OSHA in Indiana

Many employees—and some employers—know that OSHA exists but overlook the specific regulations. Sometimes they may be unaware that they are engaging in unsafe practices. Much of what OSHA tries to do is educate the public. Many employers know that going against OSHA will ultimately cost them more money when paying out injury lawsuits.

Legal professionals will work with OSHA and your employer to negotiate an adequate settlement for your suffering. If your company displays a pattern of gross negligence, you may even be eligible for punitive damages. Both OSHA’s involvement in the case and your employer’s response will be considered when determining your settlement. 

Indiana OSHA FAQ

Contact a Construction Site Accident Attorney Today

If you are injured from a work hazard that you didn’t know about or thought was fixed, you should contact a lawyer. An unsafe work conditions lawyer will help you prove that you are entitled to compensation by showing that your employer was aware of the danger. It’s best to have a written record or copy of the report. 

Indiana construction accident lawyers can also protect you from employer retaliation if you are fired or “disciplinary action” is taken against you for reporting a hazard. Even though an Indiana employer can fire you for no reason, they cannot fire you for a discriminatory reason, including filing a complaint with OSHA. 

Remember that OSHA requires all employers to offer their employees a reasonably safe work environment. As it is their general duty, you should not be punished for blowing the whistle. 

Request a Free Consultation

Contact Us

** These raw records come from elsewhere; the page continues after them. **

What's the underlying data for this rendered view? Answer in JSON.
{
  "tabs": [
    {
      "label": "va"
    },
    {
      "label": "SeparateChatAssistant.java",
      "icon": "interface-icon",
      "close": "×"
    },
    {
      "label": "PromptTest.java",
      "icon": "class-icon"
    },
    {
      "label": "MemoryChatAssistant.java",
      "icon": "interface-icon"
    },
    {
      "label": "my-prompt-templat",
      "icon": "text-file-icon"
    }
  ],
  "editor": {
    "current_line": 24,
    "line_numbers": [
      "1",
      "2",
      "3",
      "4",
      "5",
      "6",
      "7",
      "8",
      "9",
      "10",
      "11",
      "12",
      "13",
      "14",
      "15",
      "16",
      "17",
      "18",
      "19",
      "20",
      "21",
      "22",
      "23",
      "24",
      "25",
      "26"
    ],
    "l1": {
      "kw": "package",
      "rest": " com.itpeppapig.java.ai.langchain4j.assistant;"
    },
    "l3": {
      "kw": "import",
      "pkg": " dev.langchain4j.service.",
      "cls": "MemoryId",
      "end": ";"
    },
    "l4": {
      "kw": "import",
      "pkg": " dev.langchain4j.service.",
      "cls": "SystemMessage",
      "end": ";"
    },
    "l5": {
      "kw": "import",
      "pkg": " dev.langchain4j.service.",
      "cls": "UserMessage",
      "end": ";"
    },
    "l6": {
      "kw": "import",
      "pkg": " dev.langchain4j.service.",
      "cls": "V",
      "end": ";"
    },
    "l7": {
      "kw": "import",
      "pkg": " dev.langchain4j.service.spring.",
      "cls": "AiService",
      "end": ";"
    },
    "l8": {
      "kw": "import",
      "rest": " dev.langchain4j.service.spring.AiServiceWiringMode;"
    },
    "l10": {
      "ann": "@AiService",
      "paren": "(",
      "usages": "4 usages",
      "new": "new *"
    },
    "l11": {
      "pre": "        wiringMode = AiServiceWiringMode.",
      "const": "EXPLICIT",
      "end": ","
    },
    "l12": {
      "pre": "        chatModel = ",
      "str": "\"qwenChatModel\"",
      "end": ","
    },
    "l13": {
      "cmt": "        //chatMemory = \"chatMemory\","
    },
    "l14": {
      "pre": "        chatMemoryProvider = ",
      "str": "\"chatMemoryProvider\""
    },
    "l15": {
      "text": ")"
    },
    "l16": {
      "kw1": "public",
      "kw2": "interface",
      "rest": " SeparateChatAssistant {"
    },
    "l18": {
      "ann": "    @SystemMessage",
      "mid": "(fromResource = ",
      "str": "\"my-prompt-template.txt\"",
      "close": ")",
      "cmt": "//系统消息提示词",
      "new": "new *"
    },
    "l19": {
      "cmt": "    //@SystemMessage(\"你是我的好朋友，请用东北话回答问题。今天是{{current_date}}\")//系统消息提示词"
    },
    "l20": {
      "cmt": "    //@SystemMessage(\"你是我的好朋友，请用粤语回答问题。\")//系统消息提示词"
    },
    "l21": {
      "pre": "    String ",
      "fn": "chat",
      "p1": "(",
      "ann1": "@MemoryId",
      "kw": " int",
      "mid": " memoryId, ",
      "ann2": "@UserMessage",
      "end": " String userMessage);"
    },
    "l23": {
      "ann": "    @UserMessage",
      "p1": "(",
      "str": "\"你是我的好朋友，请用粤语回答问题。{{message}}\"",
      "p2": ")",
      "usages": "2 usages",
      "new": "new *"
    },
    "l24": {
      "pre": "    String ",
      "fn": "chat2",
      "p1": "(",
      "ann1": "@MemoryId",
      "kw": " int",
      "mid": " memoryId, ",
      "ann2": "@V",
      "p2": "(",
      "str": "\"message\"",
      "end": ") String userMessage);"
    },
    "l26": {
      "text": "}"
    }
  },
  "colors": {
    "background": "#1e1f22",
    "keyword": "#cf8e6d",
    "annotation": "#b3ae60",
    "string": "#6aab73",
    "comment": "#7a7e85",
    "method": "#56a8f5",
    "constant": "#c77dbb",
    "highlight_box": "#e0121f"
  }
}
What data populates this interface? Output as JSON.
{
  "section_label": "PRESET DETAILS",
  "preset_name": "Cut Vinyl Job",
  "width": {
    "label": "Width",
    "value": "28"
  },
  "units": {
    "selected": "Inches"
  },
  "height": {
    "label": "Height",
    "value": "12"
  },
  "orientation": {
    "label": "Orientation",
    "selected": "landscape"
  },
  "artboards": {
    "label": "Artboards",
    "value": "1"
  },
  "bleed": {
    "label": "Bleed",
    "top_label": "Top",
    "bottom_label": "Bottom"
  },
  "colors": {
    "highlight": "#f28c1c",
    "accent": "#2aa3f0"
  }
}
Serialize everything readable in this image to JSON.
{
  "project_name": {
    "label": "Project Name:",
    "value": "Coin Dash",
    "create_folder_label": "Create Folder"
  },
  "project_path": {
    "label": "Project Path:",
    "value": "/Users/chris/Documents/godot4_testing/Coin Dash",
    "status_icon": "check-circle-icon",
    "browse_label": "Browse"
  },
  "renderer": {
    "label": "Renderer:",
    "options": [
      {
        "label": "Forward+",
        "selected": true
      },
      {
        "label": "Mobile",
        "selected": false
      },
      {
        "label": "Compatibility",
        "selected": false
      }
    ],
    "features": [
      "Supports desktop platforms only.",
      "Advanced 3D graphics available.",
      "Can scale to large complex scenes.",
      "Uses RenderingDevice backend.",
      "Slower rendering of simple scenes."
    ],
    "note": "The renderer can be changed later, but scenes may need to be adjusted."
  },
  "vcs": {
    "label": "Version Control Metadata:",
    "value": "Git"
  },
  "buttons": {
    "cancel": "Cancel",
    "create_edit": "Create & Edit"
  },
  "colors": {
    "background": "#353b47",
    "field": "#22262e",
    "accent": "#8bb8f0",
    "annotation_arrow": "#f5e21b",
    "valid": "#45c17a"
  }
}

Let WKW put our experience to work for you. Contact us for your free case evaluation.

Or, call us today at (317) 920-6400

Located In Indianapolis
Back to Top